'If we're lucky a cycling club will be meeting for lunch, each muscled athlete dressed in colourful top and clinging black Lycra tights…': Gladys, don't be found at that café without your husband!

Little wonder you can write such realistic and delicious romantic fact… er, fiction.

Gladys Hobson said...

You can turn up in tights any day, Payton. Let me know and I'll meet you there. (Hubby will have to stay at home.) Maybe I'll get some ideas for a new novel? Kinky Koala's Knobbly Knees in Lycra Costume Keep Knocking in Cark Cafe, (as sweet demure English lady offers him a cup of hot chocolate, and a chocolate cup cake decorated with jelly beans.)

Payton L. Inkletter said...

Gladys: More likely would your inspiration for the novel's title be along the lines of: 'Aussie lycra-less bull koala's innocence stripped by Queen of Romantic Fiction (hark at the lark in the dark at Cark Café, if you're game!)

Gladys Hobson said...

Oo, I'm game. Come shooting with your blunderbuss any day of the week. What a yarn we could spin, eh? Or would it be just a dead duck?

Payton L. Inkletter said...

Gladys: 'blunderbuss' - your knowledge of the genital organ of the male koala bear astounds me. Had you stipulated that the blunderbuss be double-barrelled, you would have had me barrelled, for it in fact is bifurcated (I did say "birfurcated"); why?: search me.

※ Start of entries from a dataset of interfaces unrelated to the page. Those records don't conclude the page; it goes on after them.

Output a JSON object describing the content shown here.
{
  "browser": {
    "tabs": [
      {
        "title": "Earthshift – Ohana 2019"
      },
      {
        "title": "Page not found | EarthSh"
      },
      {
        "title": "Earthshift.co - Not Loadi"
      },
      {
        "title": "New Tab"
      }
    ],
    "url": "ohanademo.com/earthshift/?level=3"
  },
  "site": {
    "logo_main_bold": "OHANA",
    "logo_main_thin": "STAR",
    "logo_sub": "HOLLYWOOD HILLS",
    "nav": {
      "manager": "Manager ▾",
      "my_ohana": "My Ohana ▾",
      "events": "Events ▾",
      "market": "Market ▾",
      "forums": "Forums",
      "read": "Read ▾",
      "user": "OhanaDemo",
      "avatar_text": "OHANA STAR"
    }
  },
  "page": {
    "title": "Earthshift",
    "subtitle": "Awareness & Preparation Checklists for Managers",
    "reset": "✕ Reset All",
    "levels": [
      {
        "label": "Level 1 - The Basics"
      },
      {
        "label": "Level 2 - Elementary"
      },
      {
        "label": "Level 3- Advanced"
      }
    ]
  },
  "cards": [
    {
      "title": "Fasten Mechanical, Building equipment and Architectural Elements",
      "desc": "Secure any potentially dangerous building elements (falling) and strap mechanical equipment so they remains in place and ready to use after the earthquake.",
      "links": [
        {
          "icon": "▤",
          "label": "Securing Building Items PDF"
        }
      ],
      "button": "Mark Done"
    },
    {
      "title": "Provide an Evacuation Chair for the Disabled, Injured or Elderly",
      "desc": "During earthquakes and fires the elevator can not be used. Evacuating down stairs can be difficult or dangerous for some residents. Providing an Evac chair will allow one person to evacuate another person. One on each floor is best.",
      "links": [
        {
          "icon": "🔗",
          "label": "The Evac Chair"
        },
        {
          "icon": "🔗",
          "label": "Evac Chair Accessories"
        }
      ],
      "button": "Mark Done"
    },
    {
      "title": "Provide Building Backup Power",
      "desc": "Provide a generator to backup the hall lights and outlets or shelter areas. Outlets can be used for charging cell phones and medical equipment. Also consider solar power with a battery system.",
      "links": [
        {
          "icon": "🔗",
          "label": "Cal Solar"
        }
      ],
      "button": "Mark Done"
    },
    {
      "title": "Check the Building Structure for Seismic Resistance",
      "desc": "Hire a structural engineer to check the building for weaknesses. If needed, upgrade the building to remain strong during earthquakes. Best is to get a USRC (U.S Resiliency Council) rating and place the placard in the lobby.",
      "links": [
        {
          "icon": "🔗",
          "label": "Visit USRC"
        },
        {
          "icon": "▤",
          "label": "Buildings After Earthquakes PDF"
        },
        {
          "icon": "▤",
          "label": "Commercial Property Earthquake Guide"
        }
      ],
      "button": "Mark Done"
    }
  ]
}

Actually, I think we could spin a yarn of arresting proportions. And it wouldn't be just a lame duck, thinks me. The joining of your refined worldly experience with my titillatingly consummate innocence would be irresistible to the limitless potential readership hungry for escape, arousal, and ideas.

Gladys Hobson said...

Phew, what a line - sorry, storyline.
Well, Payton, gird up your loins and make a play for fair lady — written in English please.
Or jot a note or two
and we'll see what we can do.
Embrace your pencil tight
and give it all your might.
A love scene if you can
but keep it clean, young man.
Let all be pure and dreamy
not boiling hot and steamy!

(I'm only a shy old wrinkly, you know.)

Payton L. Inkletter said...

Gladys: One could be forgiven for detecting a hint of literary seriousness…

Gladys Hobson said...

Of course, I'm serious — I'm laughing all over my keyboard.
No challenge eh?
Better stick in Fools Paradise — up a gum tree, of course.

We know what happens to your ears and eyes
when you my books in Fools Paradise.
(That is )

Payton L. Inkletter said...

I only wish that we could collaborate on a novel, and sooner than later, but alas, with my life in its current mess, not the least part of this being ten thousand loose ends, such an enjoyable project in prospect seems but a remote possibility.

This doesn't mean that we won't, but some time would have to fall out of the sky or bubble up from the depths. Jolly nuisance of fateful proportions actually…

So 'Exquisite passion teasingly wrapped in a Union Jack spent upon innocent virility in the great Outback' or some similar title might be some time off yet.